> _GIVEN RECORDS_
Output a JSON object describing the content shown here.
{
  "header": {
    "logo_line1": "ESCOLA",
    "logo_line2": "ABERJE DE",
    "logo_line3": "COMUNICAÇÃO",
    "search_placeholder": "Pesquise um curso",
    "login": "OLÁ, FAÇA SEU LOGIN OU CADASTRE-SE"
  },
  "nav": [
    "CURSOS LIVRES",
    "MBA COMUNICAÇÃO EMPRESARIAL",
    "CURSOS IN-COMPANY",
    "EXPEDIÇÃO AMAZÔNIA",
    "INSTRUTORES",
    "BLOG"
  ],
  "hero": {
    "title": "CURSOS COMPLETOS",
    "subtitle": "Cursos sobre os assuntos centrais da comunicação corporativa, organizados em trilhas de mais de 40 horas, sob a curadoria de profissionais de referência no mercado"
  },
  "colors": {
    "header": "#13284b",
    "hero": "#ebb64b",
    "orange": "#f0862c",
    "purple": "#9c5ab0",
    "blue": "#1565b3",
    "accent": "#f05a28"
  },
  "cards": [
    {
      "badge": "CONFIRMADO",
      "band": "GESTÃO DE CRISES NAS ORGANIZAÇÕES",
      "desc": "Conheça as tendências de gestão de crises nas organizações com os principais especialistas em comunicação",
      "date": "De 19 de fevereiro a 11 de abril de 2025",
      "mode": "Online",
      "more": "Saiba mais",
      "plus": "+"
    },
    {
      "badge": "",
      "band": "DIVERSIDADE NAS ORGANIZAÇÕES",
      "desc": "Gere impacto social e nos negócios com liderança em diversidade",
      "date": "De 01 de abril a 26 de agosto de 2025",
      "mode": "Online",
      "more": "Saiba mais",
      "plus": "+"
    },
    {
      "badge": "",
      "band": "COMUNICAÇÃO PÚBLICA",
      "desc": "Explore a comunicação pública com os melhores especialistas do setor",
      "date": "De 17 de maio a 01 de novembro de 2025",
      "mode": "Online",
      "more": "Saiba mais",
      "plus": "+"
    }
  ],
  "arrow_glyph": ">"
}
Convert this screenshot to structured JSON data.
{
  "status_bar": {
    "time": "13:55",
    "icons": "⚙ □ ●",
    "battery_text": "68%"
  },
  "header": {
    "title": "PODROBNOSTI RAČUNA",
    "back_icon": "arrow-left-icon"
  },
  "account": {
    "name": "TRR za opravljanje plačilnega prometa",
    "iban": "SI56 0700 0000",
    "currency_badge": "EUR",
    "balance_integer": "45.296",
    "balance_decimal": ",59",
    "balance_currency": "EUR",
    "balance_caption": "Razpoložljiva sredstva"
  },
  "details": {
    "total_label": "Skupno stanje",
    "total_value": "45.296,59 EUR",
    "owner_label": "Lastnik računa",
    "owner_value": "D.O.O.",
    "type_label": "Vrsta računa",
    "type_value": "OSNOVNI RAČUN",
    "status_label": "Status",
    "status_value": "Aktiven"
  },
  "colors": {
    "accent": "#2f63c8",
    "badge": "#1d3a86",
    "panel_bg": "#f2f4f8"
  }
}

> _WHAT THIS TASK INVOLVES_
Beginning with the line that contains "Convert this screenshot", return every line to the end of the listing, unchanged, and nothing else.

> _TASK RESPONSE_
Convert this screenshot to structured JSON data.
{
  "status_bar": {
    "time": "13:55",
    "icons": "⚙ □ ●",
    "battery_text": "68%"
  },
  "header": {
    "title": "PODROBNOSTI RAČUNA",
    "back_icon": "arrow-left-icon"
  },
  "account": {
    "name": "TRR za opravljanje plačilnega prometa",
    "iban": "SI56 0700 0000",
    "currency_badge": "EUR",
    "balance_integer": "45.296",
    "balance_decimal": ",59",
    "balance_currency": "EUR",
    "balance_caption": "Razpoložljiva sredstva"
  },
  "details": {
    "total_label": "Skupno stanje",
    "total_value": "45.296,59 EUR",
    "owner_label": "Lastnik računa",
    "owner_value": "D.O.O.",
    "type_label": "Vrsta računa",
    "type_value": "OSNOVNI RAČUN",
    "status_label": "Status",
    "status_value": "Aktiven"
  },
  "colors": {
    "accent": "#2f63c8",
    "badge": "#1d3a86",
    "panel_bg": "#f2f4f8"
  }
}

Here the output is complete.